On the MTAGIC project we have been working on developing better touchscreen interfaces for children, starting with understanding how kids actually use touchscreens and whether this differs from how adults do. We’ve seen evidence in our earlier studies that kids’ touch input and gesture input patterns do differ from adults’ in ways that are hard for current software to accommodate [1,2]. We are continuing our work this fall by looking in more depth at these factors. We are currently running user study sessions with adults for a new study in this area, and are about to start working at a local school to recruit children to participate as well.

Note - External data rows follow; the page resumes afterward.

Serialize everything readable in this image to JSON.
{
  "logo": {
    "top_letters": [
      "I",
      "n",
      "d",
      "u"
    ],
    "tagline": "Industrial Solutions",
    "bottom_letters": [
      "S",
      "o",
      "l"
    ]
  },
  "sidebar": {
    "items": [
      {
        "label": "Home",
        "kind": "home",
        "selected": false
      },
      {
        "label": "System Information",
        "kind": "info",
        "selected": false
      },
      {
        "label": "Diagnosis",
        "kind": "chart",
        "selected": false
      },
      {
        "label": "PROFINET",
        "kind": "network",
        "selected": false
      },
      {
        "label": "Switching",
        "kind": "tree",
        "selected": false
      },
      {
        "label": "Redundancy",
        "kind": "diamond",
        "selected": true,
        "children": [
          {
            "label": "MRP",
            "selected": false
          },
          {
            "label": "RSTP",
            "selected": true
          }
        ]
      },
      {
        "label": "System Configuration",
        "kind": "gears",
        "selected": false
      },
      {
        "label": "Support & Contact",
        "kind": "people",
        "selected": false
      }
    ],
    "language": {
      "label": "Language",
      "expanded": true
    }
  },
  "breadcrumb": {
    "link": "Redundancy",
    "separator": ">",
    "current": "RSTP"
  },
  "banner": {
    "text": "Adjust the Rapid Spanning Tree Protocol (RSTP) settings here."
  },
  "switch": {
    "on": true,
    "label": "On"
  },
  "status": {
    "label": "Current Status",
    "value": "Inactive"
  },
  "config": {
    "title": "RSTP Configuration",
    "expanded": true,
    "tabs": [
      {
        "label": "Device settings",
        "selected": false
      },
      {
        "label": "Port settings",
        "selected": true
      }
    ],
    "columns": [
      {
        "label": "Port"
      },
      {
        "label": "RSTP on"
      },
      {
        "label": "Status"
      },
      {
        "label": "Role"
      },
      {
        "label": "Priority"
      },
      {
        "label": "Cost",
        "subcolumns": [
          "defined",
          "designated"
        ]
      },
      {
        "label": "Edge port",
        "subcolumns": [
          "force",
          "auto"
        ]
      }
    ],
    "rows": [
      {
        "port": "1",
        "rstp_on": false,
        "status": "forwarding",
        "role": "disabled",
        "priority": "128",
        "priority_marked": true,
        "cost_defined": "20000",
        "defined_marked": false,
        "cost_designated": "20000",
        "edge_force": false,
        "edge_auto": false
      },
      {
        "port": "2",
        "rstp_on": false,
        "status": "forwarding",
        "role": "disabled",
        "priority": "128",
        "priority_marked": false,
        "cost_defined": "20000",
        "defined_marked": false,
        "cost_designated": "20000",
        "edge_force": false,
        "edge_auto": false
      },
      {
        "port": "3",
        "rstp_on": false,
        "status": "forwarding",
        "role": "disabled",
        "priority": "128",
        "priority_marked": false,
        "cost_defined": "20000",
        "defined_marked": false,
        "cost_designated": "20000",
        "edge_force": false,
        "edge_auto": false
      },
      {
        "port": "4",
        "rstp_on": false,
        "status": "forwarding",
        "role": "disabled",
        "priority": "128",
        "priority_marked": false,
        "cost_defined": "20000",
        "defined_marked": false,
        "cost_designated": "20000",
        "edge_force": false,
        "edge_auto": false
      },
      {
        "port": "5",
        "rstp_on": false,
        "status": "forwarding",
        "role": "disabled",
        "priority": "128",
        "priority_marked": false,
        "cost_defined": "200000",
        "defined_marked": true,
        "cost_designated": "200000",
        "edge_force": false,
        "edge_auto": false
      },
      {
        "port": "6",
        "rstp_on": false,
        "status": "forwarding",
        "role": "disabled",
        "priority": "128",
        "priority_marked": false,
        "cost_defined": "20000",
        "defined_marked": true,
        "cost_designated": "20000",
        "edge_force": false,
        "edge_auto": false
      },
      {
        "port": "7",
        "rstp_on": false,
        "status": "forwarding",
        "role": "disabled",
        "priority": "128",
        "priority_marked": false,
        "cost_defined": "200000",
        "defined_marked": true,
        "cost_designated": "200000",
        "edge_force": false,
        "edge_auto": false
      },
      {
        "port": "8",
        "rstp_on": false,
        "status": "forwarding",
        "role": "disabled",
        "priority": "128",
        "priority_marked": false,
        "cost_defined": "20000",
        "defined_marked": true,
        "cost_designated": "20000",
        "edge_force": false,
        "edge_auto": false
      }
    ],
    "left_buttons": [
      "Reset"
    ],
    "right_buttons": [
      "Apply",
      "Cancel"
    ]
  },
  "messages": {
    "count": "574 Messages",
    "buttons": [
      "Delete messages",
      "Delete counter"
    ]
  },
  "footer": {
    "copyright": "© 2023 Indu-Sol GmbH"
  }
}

I am an undergraduate student at the University of Florida and being a part of the MTAGIC project has increased my knowledge in the field of research and computer science. I am one of the current experimenters running the adult user studies and through this experience I have learned how to properly conduct research studies. Being a part of the MTAGIC project is definitely a learning process. I am starting to learn new techniques on how to analyze the data such as Shell Scripting and how to use Pivot Tables.
– Julia Woodward
1. Anthony, L., Brown, Q., Nias, J., Tate, B., and Mohan, S. 2012. Interaction and Recognition Challenges in Interpreting Children’s Touch and Gesture Input on Mobile Devices. Proceedings of the ACM International Conference on Interactive Tabletops and Surfaces (ITS’2012), Cambridge, MA, to appear.
2. Brown, Q. and Anthony, L. 2012. Toward Comparing the Touchscreen Interaction Patterns of Kids and Adults. Proceedings of the SIGCHI Workshop on Educational Software, Interfaces and Technology (EIST’2012), Austin, TX, 05-06 May 2012.